* _TO DO_
Collect every line in the records below that contains the word "selected".

[Records contained in a dataset]
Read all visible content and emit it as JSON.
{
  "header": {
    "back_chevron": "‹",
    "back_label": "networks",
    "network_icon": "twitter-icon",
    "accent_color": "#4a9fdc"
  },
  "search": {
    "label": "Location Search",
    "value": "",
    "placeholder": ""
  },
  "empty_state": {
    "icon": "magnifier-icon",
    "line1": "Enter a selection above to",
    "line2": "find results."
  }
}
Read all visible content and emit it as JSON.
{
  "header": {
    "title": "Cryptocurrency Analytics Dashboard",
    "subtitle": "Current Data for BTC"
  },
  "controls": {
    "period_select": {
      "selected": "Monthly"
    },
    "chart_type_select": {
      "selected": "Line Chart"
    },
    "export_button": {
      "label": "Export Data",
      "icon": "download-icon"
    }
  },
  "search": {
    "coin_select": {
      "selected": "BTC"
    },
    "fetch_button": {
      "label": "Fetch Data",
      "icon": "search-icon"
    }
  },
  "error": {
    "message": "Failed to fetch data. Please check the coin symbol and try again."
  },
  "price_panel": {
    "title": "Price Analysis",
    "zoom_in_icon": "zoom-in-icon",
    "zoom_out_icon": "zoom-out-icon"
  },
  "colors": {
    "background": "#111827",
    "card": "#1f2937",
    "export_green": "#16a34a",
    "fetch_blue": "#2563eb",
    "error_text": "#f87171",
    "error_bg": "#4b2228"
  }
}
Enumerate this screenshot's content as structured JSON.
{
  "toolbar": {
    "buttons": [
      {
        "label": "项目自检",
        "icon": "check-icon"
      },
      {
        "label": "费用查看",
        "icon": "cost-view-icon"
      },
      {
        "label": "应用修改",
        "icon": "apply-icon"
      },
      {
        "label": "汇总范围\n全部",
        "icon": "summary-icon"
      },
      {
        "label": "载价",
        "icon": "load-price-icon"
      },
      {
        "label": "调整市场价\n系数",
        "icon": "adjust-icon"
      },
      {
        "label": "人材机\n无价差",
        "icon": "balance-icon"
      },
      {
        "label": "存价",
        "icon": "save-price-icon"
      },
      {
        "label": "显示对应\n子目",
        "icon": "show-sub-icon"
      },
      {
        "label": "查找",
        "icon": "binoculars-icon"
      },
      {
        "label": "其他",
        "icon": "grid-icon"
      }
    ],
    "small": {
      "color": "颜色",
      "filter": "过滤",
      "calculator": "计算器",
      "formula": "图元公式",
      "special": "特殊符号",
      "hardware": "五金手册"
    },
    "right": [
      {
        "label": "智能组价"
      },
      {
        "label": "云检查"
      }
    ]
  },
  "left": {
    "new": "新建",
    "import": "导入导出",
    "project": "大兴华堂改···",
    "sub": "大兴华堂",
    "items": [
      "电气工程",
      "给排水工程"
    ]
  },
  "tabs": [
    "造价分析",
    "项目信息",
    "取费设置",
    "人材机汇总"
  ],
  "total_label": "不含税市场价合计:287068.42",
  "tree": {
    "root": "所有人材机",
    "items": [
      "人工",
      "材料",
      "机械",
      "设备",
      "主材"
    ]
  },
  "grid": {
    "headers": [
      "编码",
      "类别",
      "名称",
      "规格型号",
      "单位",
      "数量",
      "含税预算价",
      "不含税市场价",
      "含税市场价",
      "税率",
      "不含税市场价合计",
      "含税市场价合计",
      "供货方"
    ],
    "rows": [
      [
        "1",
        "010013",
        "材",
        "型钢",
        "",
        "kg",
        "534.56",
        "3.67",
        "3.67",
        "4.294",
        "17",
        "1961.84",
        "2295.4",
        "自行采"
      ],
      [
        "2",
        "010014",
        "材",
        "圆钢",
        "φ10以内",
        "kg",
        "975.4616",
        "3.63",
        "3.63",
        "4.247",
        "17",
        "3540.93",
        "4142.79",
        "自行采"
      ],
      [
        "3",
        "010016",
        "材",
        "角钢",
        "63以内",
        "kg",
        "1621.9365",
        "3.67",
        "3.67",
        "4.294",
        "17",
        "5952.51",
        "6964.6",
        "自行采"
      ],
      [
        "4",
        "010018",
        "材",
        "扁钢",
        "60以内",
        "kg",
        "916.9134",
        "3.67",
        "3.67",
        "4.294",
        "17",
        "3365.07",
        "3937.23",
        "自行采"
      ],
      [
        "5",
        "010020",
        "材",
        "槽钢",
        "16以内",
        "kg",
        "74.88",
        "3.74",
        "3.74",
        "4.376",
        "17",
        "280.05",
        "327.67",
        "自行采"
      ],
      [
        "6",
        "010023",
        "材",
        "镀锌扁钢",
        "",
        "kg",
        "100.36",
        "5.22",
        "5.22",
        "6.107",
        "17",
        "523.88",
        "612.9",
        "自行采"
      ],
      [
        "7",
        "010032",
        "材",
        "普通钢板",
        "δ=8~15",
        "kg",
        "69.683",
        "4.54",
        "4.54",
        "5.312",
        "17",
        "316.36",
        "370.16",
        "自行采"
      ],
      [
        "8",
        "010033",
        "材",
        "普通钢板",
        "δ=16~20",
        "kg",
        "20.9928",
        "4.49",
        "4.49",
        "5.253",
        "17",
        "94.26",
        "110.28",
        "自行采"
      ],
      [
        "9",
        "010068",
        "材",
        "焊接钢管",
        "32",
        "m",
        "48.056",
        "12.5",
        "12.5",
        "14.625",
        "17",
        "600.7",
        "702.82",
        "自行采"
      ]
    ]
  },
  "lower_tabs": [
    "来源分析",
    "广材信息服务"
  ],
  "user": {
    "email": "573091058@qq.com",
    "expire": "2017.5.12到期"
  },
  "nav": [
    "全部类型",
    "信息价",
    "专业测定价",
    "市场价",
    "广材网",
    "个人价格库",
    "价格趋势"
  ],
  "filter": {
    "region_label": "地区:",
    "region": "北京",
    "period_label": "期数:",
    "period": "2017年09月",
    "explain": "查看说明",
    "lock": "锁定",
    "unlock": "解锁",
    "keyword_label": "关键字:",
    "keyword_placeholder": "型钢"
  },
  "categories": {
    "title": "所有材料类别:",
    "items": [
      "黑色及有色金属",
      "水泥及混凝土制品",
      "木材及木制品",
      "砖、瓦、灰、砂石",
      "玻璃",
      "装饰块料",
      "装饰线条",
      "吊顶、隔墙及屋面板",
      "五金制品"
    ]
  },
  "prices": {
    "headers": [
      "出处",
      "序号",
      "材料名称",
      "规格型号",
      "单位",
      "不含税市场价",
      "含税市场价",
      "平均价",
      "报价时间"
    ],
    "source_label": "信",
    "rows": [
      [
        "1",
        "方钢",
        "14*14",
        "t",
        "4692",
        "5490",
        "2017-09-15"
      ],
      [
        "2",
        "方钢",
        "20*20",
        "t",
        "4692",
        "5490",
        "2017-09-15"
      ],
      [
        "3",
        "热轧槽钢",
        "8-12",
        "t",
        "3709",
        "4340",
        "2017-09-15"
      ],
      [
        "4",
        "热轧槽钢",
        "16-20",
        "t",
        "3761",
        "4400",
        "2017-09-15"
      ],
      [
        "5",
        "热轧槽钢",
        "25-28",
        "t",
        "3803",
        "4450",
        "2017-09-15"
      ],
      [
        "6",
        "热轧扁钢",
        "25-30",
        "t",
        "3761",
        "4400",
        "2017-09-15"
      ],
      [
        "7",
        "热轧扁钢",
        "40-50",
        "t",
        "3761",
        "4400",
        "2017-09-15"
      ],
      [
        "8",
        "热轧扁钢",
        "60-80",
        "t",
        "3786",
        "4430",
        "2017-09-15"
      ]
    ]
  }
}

* _ANSWER TO THE EXERCISE_
      "selected": "Monthly"
      "selected": "Line Chart"
      "selected": "BTC"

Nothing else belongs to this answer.